We spent the better part of two weeks staying at Sea Dive Resort in Coron Town. The waterfront restaurant of the resort is sort of the “it” place to be in town, and as such we met quite a few people in our time there. One morning we met an American couple: Judith and Teddy. Both are successful business people who, over the course of a few days, inspired Nate and I and bestowed a great deal of advice upon us. Teddy was born in the Philippines and at 12-years-old made the journey over to the states to live with his family in the neighborhood of Echo Park in Los Angeles. He now spends half the year in Coron working on various projects: boat building, maintaining a banana farm, buying islands, caring for three young girls and now breaking into the political scene of the area.
Teddy and Judith invited us along on a boat trip to a nearby island that Teddy owns. To board the boat we took a 10-minute walk, balancing on wooden planks over septic water winding between small homes to Teddy’s traditional no-frills Filipino house. The girls sat on the bow like they were born to be on the water. We then went to his banana farm for lunch. Sadly, no bananas, or pineapples, or jackfruit were ripe for picking, but we had a delightful lunch and the girls entertained us by picking up our cameras and having a mini photo shoot.
The advantage of long term travel shines through when you have the time to meet people and spend your days on unique and unexpected jaunts. On the way back from the banana farm we were at a loss for transportation so we stood out on the road (all seven of us) and waited until a truck carrying a load of beer bottles (empty and full) stopped to give us a lift. What a day.
Coron Bay is famous for wreck diving and tourism in this area seems to be thriving because of it. And though the diving was the initial draw, visitors are now flocking here for the top notch island hopping.

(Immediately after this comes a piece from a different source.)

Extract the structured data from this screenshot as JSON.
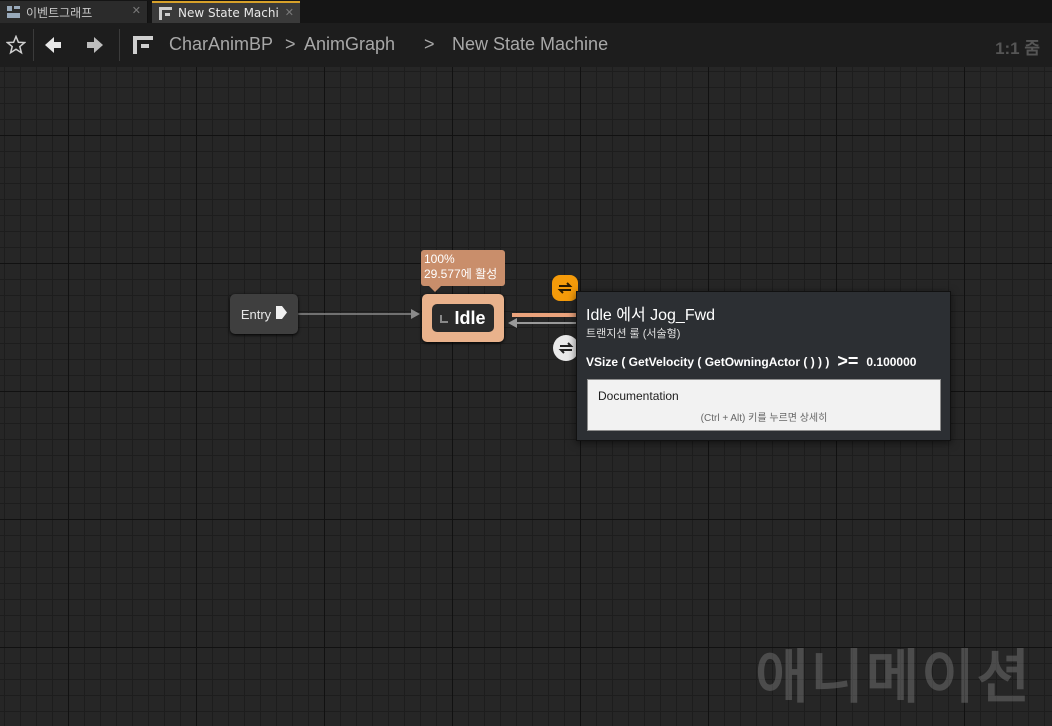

We’ve spent two days on rented bangkas island hopping, and two days kayaking to the best snorkeling spot we’ve found in the area. The first day in Coron Town we shared a hired bangka (P1500 or $30 for the day) with two Slovenian girls and did (most of) what they call the Coron Island Loop. The island is about a 20 minute ride from Coron Town and is managed and protected by its indigenous people, the Tagbanua. Here we took a short hike to Lake Kayangan whose crystal clear waters sit in a bowl created by the island’s mountainous interior, swam through an underwater cave to Twin Lakes where we could see and feel a thermocline, snorkeled and ate lunch at the aptly named Seven Islands Marine Sanctuary, and finished the day at the site of a sunken fishing boat called Skeleton Wreck.
We were so impressed with the wealth of fish and coral at Seven Islands (not to mention the stunning scenery above the water), that we’ve twice rented a kayak and paddled to the spot. There’s a resident school of batfish there that are not shy and have a reputation for following people around. You can see in the photos how close they’ll get, taking a quick nip at your snorkel if dangled in front of them. On our second trip we met Mars, a student of Marine Biology who’s studying the fish in the area and brought us to his research center: a hut on a floating platform surrounded by nets attached to a wooden structure to form cages, which he has full of different fish brought to him by as bycatch from local fishermen. We got to swim in these “cages” which included a shovel head shark, a black tip shark, eels, “gatorfish”, and many others. When his research is complete, he’ll release the fishies through a program run out of Manila.
Yesterday we were craving the water yet again so we hired a bangka to take us to a couple of relaxing spots to snorkel and have lunch. The pier in Coron is reached by walking through the public market, so both days on the boat we bought fruits, veggies, rice and fish (less than $1.50 for a kilo of tuna – not bad!) and the boatmen cooked lunch for us. The first spot was an island surrounded by coral (better in some parts than others) and lined with two small beaches, large rocks and a mangrove. We swam around the entire island in about 1.5 hours and returned to the boat for lunch. The second spot was a bit deeper, providing walls and pinnacles to be explored.
I feel like we haven’t scratched the surface of exploring the islands in the area – as every island we visit, we pass a few others. Our next adventure is taking a boat about two hours from Coron Town to a private island and sticking around in one of the rustic huts for a few nights. Stay tuned.
The landscape around Busuanga Island is exquisite but the history of Coron Bay is what has put the island on the map, especially for wreck diving. The historical chapter relevant for divers began September 24, 1944, when a US Navy force of fighters and dive bombers attacked a Japanese supply fleet of up to 24 [...]